REVIEW: An Early Engagement by Barbara Metzger
Adventurous Lady Emilyanne had no one but Viscount Stokely to turn to when her guardian tried to force her to marry his awful stepson. So the viscount married her while on leave and returned to his army unit. Which left Lady Em to attend to estate and ton matters pretty much as she saw fit—even if he didn’t quite agree with her methods. Regency Romance by Barbara Metzger; originally published by Fawcett Crest
Dear Ms. Metzger,
This is another of your books that I’m now going back and rereading. There have been Issues going on in my life and I felt I needed a good comfort read. This gave it to me. It’s funny but also has some serious things as well. But mostly it’s funny.
Emilyann and Everett are engaged as children (hence, an early engagement) by their fathers and grow up together til she’s sent to a ladies school and he heads off to school, then London, then the war. Emilyann’s father breaks off the betrothal when Everett’s father tups Em’s companion in the library. When Em’s father dies, her greedy and soulless uncle schemes to get his hands on her inheritance and insists that she marry his clunch of a stepson due to the way Em’s father wrote his will.

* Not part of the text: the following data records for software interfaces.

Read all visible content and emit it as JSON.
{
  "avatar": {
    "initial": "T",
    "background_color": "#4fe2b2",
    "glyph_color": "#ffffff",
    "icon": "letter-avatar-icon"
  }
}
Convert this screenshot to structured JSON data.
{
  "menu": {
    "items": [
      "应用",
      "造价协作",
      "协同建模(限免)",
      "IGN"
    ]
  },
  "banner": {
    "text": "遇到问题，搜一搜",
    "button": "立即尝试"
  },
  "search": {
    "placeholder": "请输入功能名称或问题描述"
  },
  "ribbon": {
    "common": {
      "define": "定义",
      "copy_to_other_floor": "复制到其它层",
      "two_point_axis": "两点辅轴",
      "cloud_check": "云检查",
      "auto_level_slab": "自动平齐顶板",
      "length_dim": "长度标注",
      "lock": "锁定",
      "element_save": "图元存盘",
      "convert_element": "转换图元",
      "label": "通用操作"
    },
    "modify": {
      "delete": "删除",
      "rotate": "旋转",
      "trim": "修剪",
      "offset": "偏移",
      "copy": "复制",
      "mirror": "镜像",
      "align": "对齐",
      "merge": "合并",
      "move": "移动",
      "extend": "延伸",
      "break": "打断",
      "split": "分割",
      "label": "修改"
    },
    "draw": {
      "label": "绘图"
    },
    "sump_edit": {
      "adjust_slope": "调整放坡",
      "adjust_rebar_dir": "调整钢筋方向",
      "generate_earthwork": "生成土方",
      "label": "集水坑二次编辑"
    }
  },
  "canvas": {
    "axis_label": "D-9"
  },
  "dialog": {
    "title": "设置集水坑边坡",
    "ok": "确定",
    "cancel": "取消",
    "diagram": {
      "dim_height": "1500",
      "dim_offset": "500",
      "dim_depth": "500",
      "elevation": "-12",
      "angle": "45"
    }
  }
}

Just a note here that the will and the way Em’s father’s Ducal title was dealt with probably couldn’t have actually happened. Also Em and Ev later discuss an annulment which probably wouldn’t have worked. And Em’s awful uncle, in a bid to get rid of either Em and/or his preachy wife (in order to beget an heir himself) ponders if either black widow spiders or venomous snakes might be found – none of which I believe existed then in England. While usually these types of things would drive me batty, here I just didn’t care because I like the book so much.

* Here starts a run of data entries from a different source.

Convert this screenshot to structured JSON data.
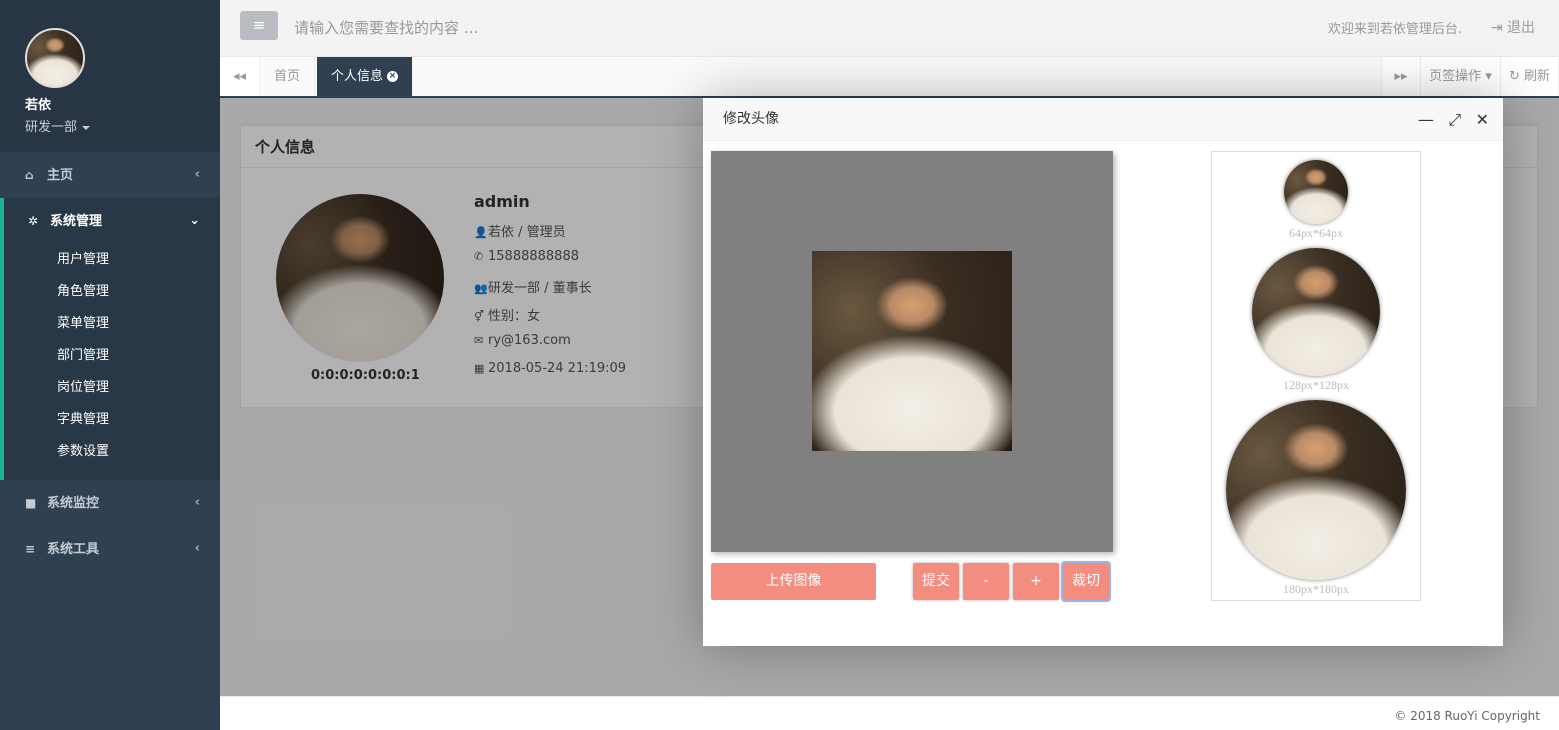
{
  "sidebar": {
    "user_name": "若依",
    "user_dept": "研发一部",
    "menus": [
      {
        "label": "主页",
        "icon": "home-icon"
      },
      {
        "label": "系统管理",
        "icon": "gear-icon"
      },
      {
        "label": "系统监控",
        "icon": "video-icon"
      },
      {
        "label": "系统工具",
        "icon": "bars-icon"
      }
    ],
    "submenu": [
      "用户管理",
      "角色管理",
      "菜单管理",
      "部门管理",
      "岗位管理",
      "字典管理",
      "参数设置"
    ]
  },
  "topbar": {
    "search_placeholder": "请输入您需要查找的内容 …",
    "welcome": "欢迎来到若依管理后台.",
    "logout": "退出"
  },
  "tabs": {
    "items": [
      "首页",
      "个人信息"
    ],
    "tab_ops": "页签操作",
    "refresh": "刷新"
  },
  "profile_panel": {
    "title": "个人信息",
    "login_name": "admin",
    "user_id": "0:0:0:0:0:0:0:1",
    "name_role": "若依 / 管理员",
    "phone": "15888888888",
    "dept_post": "研发一部 / 董事长",
    "gender": "性别：女",
    "email": "ry@163.com",
    "created": "2018-05-24 21:19:09"
  },
  "modal": {
    "title": "修改头像",
    "upload_label": "上传图像",
    "submit_label": "提交",
    "zoom_out_label": "-",
    "zoom_in_label": "+",
    "crop_label": "裁切",
    "previews": [
      "64px*64px",
      "128px*128px",
      "180px*180px"
    ]
  },
  "footer": {
    "copyright": "© 2018 RuoYi Copyright"
  }
}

To escape marrying Bobo (as they call him) Em heads to London where she catches Ev before he heads back to Europe and the fighting. A MoC results and Em heads back to her husband’s estate to try her hand at managing it and her money in spite of all of Ev’s directives and decrees. When he finally gets back to London, he discovers a mature, intelligent beautiful woman in the place of the ragamuffin he married and realizes that he’s going to have to woo this bride of his in order for the marriage to be the love match he desires. There’s some more stuff about how Ev heads back to Europe in time for Waterloo and how Em’s uncle is still scheming to get her money.

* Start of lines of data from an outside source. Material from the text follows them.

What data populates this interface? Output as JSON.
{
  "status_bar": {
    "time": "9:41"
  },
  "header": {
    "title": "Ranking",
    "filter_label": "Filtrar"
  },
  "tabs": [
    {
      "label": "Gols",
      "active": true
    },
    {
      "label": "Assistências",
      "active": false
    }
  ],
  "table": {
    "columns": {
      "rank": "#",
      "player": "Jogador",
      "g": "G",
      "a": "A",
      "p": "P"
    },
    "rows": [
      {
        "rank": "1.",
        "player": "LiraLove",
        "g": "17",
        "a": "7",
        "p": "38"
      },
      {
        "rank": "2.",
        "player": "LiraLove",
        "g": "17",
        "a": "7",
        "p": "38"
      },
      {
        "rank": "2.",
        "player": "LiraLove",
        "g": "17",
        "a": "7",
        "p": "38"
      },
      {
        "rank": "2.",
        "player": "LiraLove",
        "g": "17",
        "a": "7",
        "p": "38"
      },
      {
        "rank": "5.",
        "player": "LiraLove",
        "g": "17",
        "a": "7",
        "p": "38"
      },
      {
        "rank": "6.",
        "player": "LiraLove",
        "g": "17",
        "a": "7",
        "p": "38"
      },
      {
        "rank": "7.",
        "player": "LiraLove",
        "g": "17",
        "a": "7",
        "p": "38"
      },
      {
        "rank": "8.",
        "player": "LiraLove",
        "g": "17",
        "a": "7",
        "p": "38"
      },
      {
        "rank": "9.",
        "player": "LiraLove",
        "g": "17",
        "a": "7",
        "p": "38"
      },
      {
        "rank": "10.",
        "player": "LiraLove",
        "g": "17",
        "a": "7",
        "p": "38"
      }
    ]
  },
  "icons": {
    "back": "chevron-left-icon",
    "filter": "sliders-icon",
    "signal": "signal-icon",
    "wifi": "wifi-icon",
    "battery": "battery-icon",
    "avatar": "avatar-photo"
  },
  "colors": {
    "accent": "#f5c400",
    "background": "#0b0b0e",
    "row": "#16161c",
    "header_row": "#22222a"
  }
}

It’s fun to watch Em drive Ev to distraction as she blithely ignores all his increasingly frantic missives from the battlefront and as he learns that his wife is a desirable woman. Em is that type of heroine whom everyone (except for her terrible uncle) loves. She’s already married so the wives don’t fear her, she grew up knowing all the men in power in London through her father, she’s kind to the spotty youths, and sees that the shy debs have dance partners. She salvages Ev’s estate, finds out what Ev’s brother wants to do in life (raise hogs), brings out Ev’s gudgeon of a younger sister, redoes his townhome, and finally wins over his batman when she arrives in full spate to help nurse Ev back to health.
Ev is about the only one who doesn’t quite know what he thinks of Em. They’ve been friends forever, he thinks Em is pluck to the backbone, knows she can’t sew (and was willing to bribe his mother’s companion to finish Em’s samplers), but Em also drives him to distraction by ignoring his missives from the war (until after she’s done what he tells her not to). His most recent sightings of Em were as a young teen and a seventeen year old in grimy clothes with her hair chopped off. When confronted with the delight she’s grown into, Ev is stumped. He’s longing to make her his wife but not quite sure that he shouldn’t give Em an annulment so she can find a man she loves.
Of course Em has her own feelings about this but because Smokey (her childhood name for him) hasn’t told her how he feels, she doesn’t tell him her growing feelings. All London is watching the married couple to see what’s going to happen while they are dodging all kinds of spurious “accidents” (similar in nature to those in “Miss Lockharte’s Letters”). Thankfully this time both MCs are a bit more quick on the uptake about them.
There’s a bit of having these two at loggerheads that thankfully doesn’t go on too long. But I like the way they slowly start to move closer together and complement each other so well. Em is smart, allowed to be smart, and Ev acknowledges how smart and clever she is. Loyal servants and a pug round out the fun. B